= Beginning of Section =
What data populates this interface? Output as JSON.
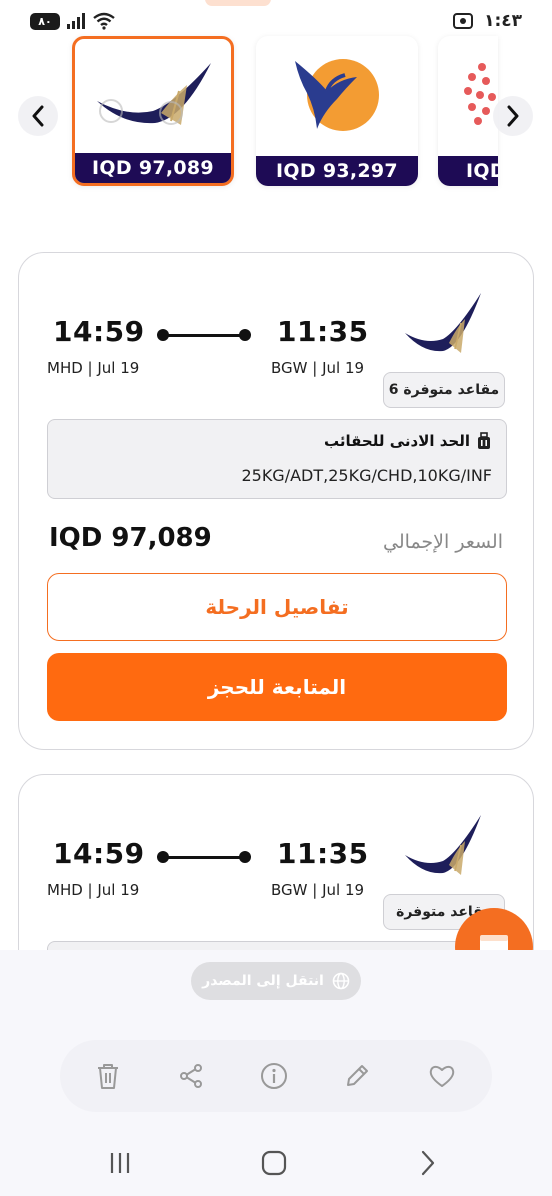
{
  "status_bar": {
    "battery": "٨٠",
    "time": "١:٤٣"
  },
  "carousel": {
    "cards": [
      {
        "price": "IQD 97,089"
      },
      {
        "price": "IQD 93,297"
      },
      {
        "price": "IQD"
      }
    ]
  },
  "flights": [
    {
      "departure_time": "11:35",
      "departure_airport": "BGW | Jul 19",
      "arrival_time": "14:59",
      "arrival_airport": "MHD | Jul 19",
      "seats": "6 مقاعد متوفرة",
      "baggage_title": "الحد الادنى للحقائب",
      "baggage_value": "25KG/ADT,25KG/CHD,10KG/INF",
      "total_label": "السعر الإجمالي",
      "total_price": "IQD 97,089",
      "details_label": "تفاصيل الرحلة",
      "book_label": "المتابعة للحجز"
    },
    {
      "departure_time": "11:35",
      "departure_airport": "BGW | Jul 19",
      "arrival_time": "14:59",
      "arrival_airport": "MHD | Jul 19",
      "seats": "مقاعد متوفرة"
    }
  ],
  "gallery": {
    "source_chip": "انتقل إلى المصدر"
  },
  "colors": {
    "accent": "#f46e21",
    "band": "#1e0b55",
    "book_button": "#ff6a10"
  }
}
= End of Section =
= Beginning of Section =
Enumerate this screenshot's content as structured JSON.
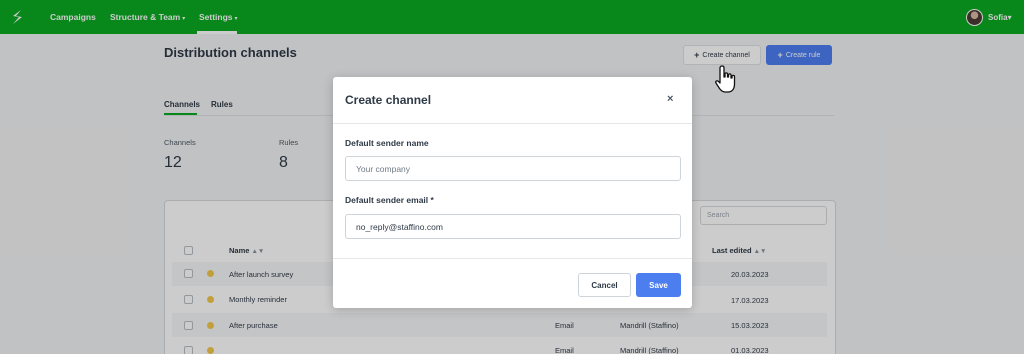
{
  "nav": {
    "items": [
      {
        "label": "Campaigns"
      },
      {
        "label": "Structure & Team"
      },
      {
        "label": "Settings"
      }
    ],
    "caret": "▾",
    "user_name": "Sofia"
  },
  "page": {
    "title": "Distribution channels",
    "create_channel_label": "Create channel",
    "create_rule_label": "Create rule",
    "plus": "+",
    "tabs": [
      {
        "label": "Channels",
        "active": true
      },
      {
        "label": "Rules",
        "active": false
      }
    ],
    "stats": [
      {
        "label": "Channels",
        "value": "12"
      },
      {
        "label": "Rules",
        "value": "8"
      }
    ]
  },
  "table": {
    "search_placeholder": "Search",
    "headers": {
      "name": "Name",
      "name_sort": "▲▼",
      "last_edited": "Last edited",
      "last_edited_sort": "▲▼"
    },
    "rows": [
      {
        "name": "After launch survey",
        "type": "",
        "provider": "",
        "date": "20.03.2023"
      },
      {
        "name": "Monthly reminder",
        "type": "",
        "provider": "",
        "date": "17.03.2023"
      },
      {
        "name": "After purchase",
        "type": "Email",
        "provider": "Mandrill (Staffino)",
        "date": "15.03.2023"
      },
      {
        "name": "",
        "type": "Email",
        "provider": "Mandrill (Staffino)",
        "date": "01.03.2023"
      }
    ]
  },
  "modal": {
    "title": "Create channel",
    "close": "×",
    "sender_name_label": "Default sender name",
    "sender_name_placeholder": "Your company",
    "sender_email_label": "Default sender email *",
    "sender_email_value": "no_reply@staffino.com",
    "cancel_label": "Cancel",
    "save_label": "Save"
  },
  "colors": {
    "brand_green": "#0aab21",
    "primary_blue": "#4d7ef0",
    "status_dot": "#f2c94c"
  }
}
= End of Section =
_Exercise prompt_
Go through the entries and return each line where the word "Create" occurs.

_Your solution_
    "create_channel_label": "Create channel",
    "create_rule_label": "Create rule",
    "title": "Create channel",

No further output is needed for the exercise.